20 April, 2023
Presbyopia is a common eye condition that affects many people as they age. It is caused by the gradual stiffening and loss of elasticity of the lens in the eye, which makes it increasingly difficult to focus on near objects. This condition can be treated with prescription glasses or contact lenses, and surgery may be an option in some cases.
Presbyopia is a natural part of the aging process. Symptoms may include difficulty reading small print, needing to hold books or other items further away in order to read them, headaches, and eye strain.
If you are experiencing any systems of Presbyopia, you should book an appointment with your optometrist.
As Presbyopia is a natural part of the aging process, it typically starts to occur in the early 40s. Occurring when the lenses in your eyes lose their natural elasticity and flexibility, it makes it harder for you to focus on objects at close distances.
There are certain risk factors that may increase your chances of developing presbyopia earlier than expected, including longsightedness (hyperopia), smoking and chronic health conditions such as diabetes or cardiovascular disease.
If you are experiencing any symptoms or changes in your vision that could be related to presbyopia, the first step is to make an appointment with a qualified eye care professional, such as an optometrist or ophthalmologist.
During a routine eye exam, your provider will use several specialized tests and tools to assess your overall visual health. These may include visual acuity tests for distance and near vision.
Your optometrist will also use a phoropter, a device which helps determine whether you’re long or shortsighted, or demonstrate astigmatism. The optometrist will also assess your near focus, which is the ability to see objects clearly at close distances. They will also assess how well your eyes work together.
Presbyopia symptoms can be quite disruptive to everyday life. When reading or working at close range, those with presbyopia may experience eye strain, headaches, loss of focusing ability, blurred vision, and a general feeling of tiredness from close work.
Presbyopia will cause text to appear blurry or out of focus. Difficulty reading small fonts and in low light is common for those dealing with presbyopia symptoms.

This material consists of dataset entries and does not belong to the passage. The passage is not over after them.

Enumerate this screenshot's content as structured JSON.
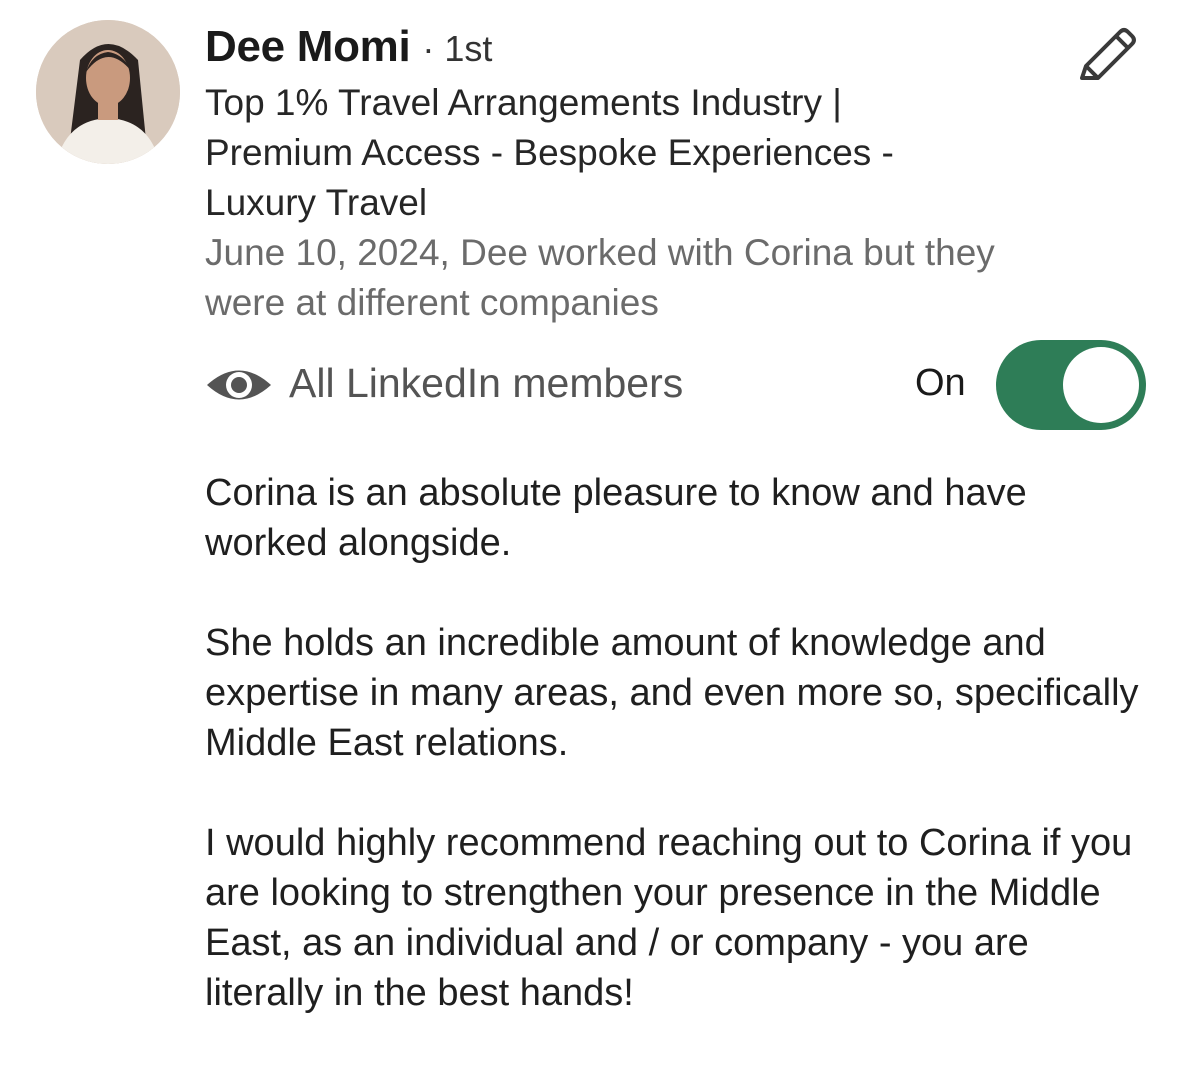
{
  "recommender": {
    "name": "Dee Momi",
    "degree": "· 1st",
    "headline": "Top 1% Travel Arrangements Industry | Premium Access - Bespoke Experiences - Luxury Travel",
    "meta": "June 10, 2024, Dee worked with Corina but they were at different companies"
  },
  "visibility": {
    "icon": "eye-icon",
    "label": "All LinkedIn members",
    "toggle_label": "On",
    "toggle_on": true,
    "toggle_color": "#2e7d57"
  },
  "recommendation": {
    "paragraphs": [
      "Corina is an absolute pleasure to know and have worked alongside.",
      "She holds an incredible amount of knowledge and expertise in many areas, and even more so, specifically Middle East relations.",
      "I would highly recommend reaching out to Corina if you are looking to strengthen your presence in the Middle East, as an individual and / or company - you are literally in the best hands!"
    ]
  },
  "actions": {
    "edit_icon": "pencil-icon"
  }
}
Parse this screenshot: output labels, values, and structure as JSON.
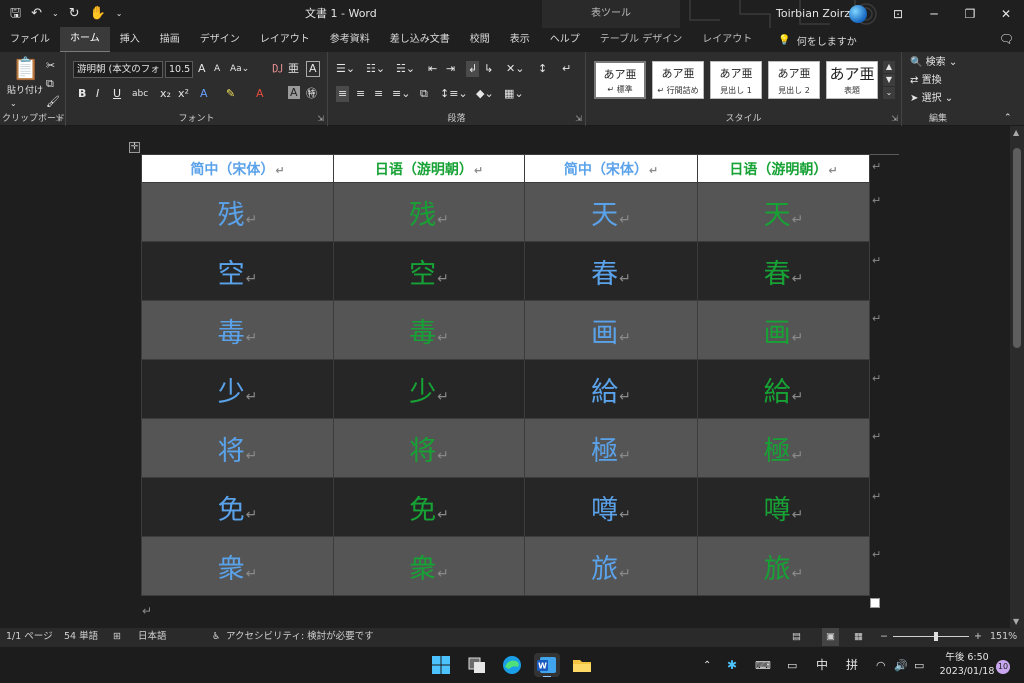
{
  "titlebar": {
    "doc_title": "文書 1  -  Word",
    "context_tool": "表ツール",
    "user_name": "Toirbian Zoirz",
    "qa_icons": [
      "save-icon",
      "undo-icon",
      "redo-icon",
      "touch-mode-icon",
      "customize-icon"
    ]
  },
  "tabs": {
    "items": [
      "ファイル",
      "ホーム",
      "挿入",
      "描画",
      "デザイン",
      "レイアウト",
      "参考資料",
      "差し込み文書",
      "校閲",
      "表示",
      "ヘルプ"
    ],
    "active": "ホーム",
    "context_items": [
      "テーブル デザイン",
      "レイアウト"
    ],
    "tell_me": "何をしますか"
  },
  "ribbon": {
    "clipboard": {
      "label": "クリップボード",
      "paste": "貼り付け"
    },
    "font": {
      "label": "フォント",
      "font_name": "游明朝 (本文のフォ",
      "font_size": "10.5"
    },
    "paragraph": {
      "label": "段落"
    },
    "styles": {
      "label": "スタイル",
      "cards": [
        {
          "sample": "あア亜",
          "name": "↵ 標準"
        },
        {
          "sample": "あア亜",
          "name": "↵ 行間詰め"
        },
        {
          "sample": "あア亜",
          "name": "見出し 1"
        },
        {
          "sample": "あア亜",
          "name": "見出し 2"
        },
        {
          "sample": "あア亜",
          "name": "表題"
        }
      ]
    },
    "editing": {
      "label": "編集",
      "find": "検索",
      "replace": "置換",
      "select": "選択"
    }
  },
  "table": {
    "headers": [
      "简中（宋体）",
      "日语（游明朝）",
      "简中（宋体）",
      "日语（游明朝）"
    ],
    "rows": [
      [
        "残",
        "残",
        "天",
        "天"
      ],
      [
        "空",
        "空",
        "春",
        "春"
      ],
      [
        "毒",
        "毒",
        "画",
        "画"
      ],
      [
        "少",
        "少",
        "給",
        "給"
      ],
      [
        "将",
        "将",
        "極",
        "極"
      ],
      [
        "免",
        "免",
        "噂",
        "噂"
      ],
      [
        "衆",
        "衆",
        "旅",
        "旅"
      ]
    ],
    "colors": {
      "blue": "#5aa2ea",
      "green": "#17a235"
    }
  },
  "statusbar": {
    "page": "1/1 ページ",
    "words": "54 単語",
    "language": "日本語",
    "accessibility": "アクセシビリティ: 検討が必要です",
    "zoom": "151%"
  },
  "taskbar": {
    "apps": [
      "windows-start-icon",
      "task-view-icon",
      "edge-icon",
      "word-icon",
      "file-explorer-icon"
    ],
    "ime_mode": "中",
    "ime_input": "拼",
    "clock_time": "午後 6:50",
    "clock_date": "2023/01/18",
    "notification_count": "10"
  }
}
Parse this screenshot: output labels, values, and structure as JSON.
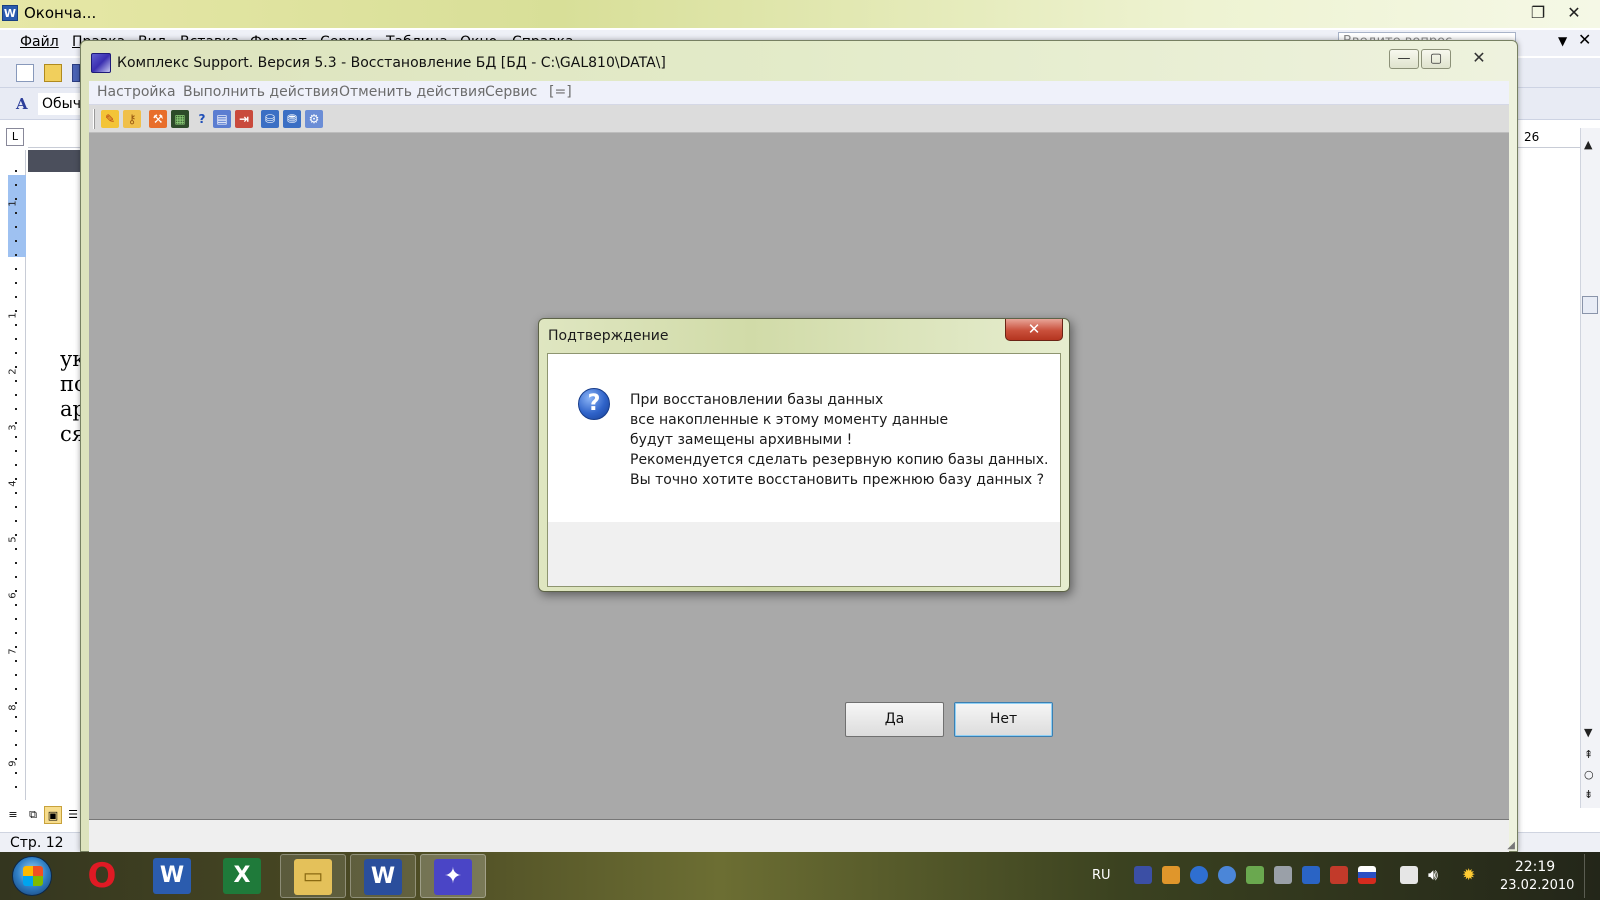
{
  "word": {
    "title": "Оконча...",
    "menu": [
      "Файл",
      "Правка",
      "Вид",
      "Вставка",
      "Формат",
      "Сервис",
      "Таблица",
      "Окно",
      "Справка"
    ],
    "ask_placeholder": "Введите вопрос",
    "style_value": "Обыч",
    "ruler_number": "26",
    "status_page": "Стр. 12",
    "page_text_lines": [
      "ук",
      "по",
      "ар",
      "ся"
    ],
    "vruler_marks": [
      "1",
      "1",
      "2",
      "3",
      "4",
      "5",
      "6",
      "7",
      "8",
      "9"
    ]
  },
  "app": {
    "title": "Комплекс Support. Версия 5.3 - Восстановление БД [БД - C:\\GAL810\\DATA\\]",
    "menu": [
      "Настройка",
      "Выполнить действия",
      "Отменить действия",
      "Сервис",
      "[=]"
    ],
    "caption": {
      "minimize": "—",
      "maximize": "▢",
      "close": "✕"
    }
  },
  "dialog": {
    "title": "Подтверждение",
    "close_glyph": "✕",
    "icon_glyph": "?",
    "message_lines": [
      "При восстановлении базы данных",
      "все накопленные к этому моменту данные",
      "будут замещены архивными !",
      "Рекомендуется сделать резервную копию базы данных.",
      "Вы точно хотите восстановить прежнюю базу данных ?"
    ],
    "yes_label": "Да",
    "no_label": "Нет"
  },
  "taskbar": {
    "lang": "RU",
    "time": "22:19",
    "date": "23.02.2010",
    "apps": [
      {
        "name": "opera",
        "glyph": "O",
        "color": "#d9141d"
      },
      {
        "name": "word",
        "glyph": "W",
        "color": "#2b5cae"
      },
      {
        "name": "excel",
        "glyph": "X",
        "color": "#1f7a3a"
      },
      {
        "name": "explorer",
        "glyph": "▭",
        "color": "#e4c15a"
      },
      {
        "name": "word-doc",
        "glyph": "W",
        "color": "#2a4e9c"
      },
      {
        "name": "support",
        "glyph": "✦",
        "color": "#4a45c6"
      }
    ]
  },
  "colors": {
    "dialog_close": "#c9503b",
    "app_client": "#a9a9a9",
    "accent_blue": "#2f63c9"
  }
}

Corrective eyewear, such as prescription glasses, reading glasses and contact lenses can help manage these symptoms.
This correction may also reduce eyestrain and headaches associated with presbyopia. Also, some people may find temporary relief through simple methods such as holding a book further away.
Presbyopia can be managed with corrective lenses such as glasses. Depending on your prescription, single vision, progressive or bifocal lenses may need to be prescribed.
Progressive lenses are designed specifically to provide clear vision at all distances, making them an ideal option for presbyopia sufferers who need correction at multiple distances. The top portion of a progressive lens contains the distance prescription, whilst the power of the lens increases as you look lower through the lens. The maximum reading power is achieved at the bottom.
Bifocals also provide clear vision but have two focal points – one for distance and one for near vision – making them well-suited to those who primarily require correction for distance tasks and whilst reading. Bifocals may not work as well on a computer or at intermediate distances.
Using an anti-reflective coating or blue light filter on your lenses can reduce glare and enhance clarity even further. For most people with presbyopia, wearing glasses is a simple way to manage their condition and restore clear vision.
Contact lenses are also available for presbyopia sufferers.
Multifocal contact lenses are available but can be a little more challenging to prescribe than multifocal glasses. Because a contact lens rests on the eye you’re unable to look through the upper or lower portion of the lens like a progressive spectacle lens, instead they have a unique concentric ring which is designed to simultaneously make distance and near vision clear. Monovision contact lenses are another option where one eye is corrected for distance and the other eye corrected for near vision.
Surgery may also be an option. Similar to contact lenses correcting the distance and near vision simultaneously can be challenging. Refractive surgery such as Photorefractive Keratectomy (PRK) and Laser-Assisted In Situ Keratomileusis (LASIK) involves reshaping the curvature of the cornea. In order to see clearly at both far and close distances requires a monovision correction.
Intra-ocular lens implants can also be an option, which involves placing an artificial lens inside the eye. The new generation of multifocal lenses can be quite effective at correcting both distance and near vision, although reading glasses may still be required for very small near print.
The most important thing to remember when dealing with presbyopia is that it cannot be reversed – it will continue to progress as you age. However, staying up-to-date with regular comprehensive eye exams will ensure that any changes in your vision are properly addressed and treated in a timely manner.
If you suspect that you may be experiencing symptoms of presbyopia, the first step is to seek professional help.
At EyeQ, we’re dedicated to helping our patients find the best solutions for their visual needs.
Whether you need a routine eye exam or are interested in corrective lenses or surgery, our experienced optometrists are here to help.
Book an appointment with us today to learn more about presbyopia and how we can help you manage your symptoms!
Our contact lens provider Alcon is experiencing delays fulfilling orders due to a cyber-security incident involving their freight partner, Toll Group. These delays are across their entire network of optical retailers in Australia. We apologise for an inconvenience caused and encourage you to contact your local EyeQ practice for any urgent requirements.